### [Assignment]
Set all of the entries down again precisely as they are written.

### [Dataset excerpts]

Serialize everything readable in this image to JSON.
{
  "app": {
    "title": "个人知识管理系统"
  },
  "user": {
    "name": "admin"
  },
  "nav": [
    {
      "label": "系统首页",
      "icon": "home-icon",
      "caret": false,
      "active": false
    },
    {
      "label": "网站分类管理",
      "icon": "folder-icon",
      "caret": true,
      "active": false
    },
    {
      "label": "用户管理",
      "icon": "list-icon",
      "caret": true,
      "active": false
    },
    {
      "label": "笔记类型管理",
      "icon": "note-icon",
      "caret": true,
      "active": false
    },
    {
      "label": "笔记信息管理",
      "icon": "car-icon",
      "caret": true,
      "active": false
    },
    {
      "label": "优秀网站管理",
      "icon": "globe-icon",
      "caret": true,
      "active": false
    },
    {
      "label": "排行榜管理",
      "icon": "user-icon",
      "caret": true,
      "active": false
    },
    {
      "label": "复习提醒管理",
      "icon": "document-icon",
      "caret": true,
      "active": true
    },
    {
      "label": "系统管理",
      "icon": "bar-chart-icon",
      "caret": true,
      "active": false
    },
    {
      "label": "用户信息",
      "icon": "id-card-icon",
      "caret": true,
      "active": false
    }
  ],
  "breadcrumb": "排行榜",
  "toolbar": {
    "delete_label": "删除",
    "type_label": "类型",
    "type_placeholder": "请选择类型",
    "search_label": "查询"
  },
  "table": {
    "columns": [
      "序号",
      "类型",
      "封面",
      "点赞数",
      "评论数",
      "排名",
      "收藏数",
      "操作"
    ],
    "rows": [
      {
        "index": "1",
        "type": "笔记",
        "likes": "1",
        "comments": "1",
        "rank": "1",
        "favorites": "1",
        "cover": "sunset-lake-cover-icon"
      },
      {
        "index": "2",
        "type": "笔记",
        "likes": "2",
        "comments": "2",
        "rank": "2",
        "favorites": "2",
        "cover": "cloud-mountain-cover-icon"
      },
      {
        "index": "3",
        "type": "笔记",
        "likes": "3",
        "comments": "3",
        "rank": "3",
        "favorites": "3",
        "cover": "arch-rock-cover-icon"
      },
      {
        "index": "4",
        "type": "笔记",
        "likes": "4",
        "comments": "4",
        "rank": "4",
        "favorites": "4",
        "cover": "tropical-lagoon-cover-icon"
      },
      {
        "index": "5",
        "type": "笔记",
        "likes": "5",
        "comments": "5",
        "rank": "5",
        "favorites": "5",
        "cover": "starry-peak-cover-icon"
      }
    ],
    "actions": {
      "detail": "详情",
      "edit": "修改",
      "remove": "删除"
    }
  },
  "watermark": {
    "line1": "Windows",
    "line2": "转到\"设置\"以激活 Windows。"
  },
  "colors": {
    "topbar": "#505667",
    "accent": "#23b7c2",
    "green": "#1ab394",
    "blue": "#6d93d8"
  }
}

### [Written answer]
Serialize everything readable in this image to JSON.
{
  "app": {
    "title": "个人知识管理系统"
  },
  "user": {
    "name": "admin"
  },
  "nav": [
    {
      "label": "系统首页",
      "icon": "home-icon",
      "caret": false,
      "active": false
    },
    {
      "label": "网站分类管理",
      "icon": "folder-icon",
      "caret": true,
      "active": false
    },
    {
      "label": "用户管理",
      "icon": "list-icon",
      "caret": true,
      "active": false
    },
    {
      "label": "笔记类型管理",
      "icon": "note-icon",
      "caret": true,
      "active": false
    },
    {
      "label": "笔记信息管理",
      "icon": "car-icon",
      "caret": true,
      "active": false
    },
    {
      "label": "优秀网站管理",
      "icon": "globe-icon",
      "caret": true,
      "active": false
    },
    {
      "label": "排行榜管理",
      "icon": "user-icon",
      "caret": true,
      "active": false
    },
    {
      "label": "复习提醒管理",
      "icon": "document-icon",
      "caret": true,
      "active": true
    },
    {
      "label": "系统管理",
      "icon": "bar-chart-icon",
      "caret": true,
      "active": false
    },
    {
      "label": "用户信息",
      "icon": "id-card-icon",
      "caret": true,
      "active": false
    }
  ],
  "breadcrumb": "排行榜",
  "toolbar": {
    "delete_label": "删除",
    "type_label": "类型",
    "type_placeholder": "请选择类型",
    "search_label": "查询"
  },
  "table": {
    "columns": [
      "序号",
      "类型",
      "封面",
      "点赞数",
      "评论数",
      "排名",
      "收藏数",
      "操作"
    ],
    "rows": [
      {
        "index": "1",
        "type": "笔记",
        "likes": "1",
        "comments": "1",
        "rank": "1",
        "favorites": "1",
        "cover": "sunset-lake-cover-icon"
      },
      {
        "index": "2",
        "type": "笔记",
        "likes": "2",
        "comments": "2",
        "rank": "2",
        "favorites": "2",
        "cover": "cloud-mountain-cover-icon"
      },
      {
        "index": "3",
        "type": "笔记",
        "likes": "3",
        "comments": "3",
        "rank": "3",
        "favorites": "3",
        "cover": "arch-rock-cover-icon"
      },
      {
        "index": "4",
        "type": "笔记",
        "likes": "4",
        "comments": "4",
        "rank": "4",
        "favorites": "4",
        "cover": "tropical-lagoon-cover-icon"
      },
      {
        "index": "5",
        "type": "笔记",
        "likes": "5",
        "comments": "5",
        "rank": "5",
        "favorites": "5",
        "cover": "starry-peak-cover-icon"
      }
    ],
    "actions": {
      "detail": "详情",
      "edit": "修改",
      "remove": "删除"
    }
  },
  "watermark": {
    "line1": "Windows",
    "line2": "转到\"设置\"以激活 Windows。"
  },
  "colors": {
    "topbar": "#505667",
    "accent": "#23b7c2",
    "green": "#1ab394",
    "blue": "#6d93d8"
  }
}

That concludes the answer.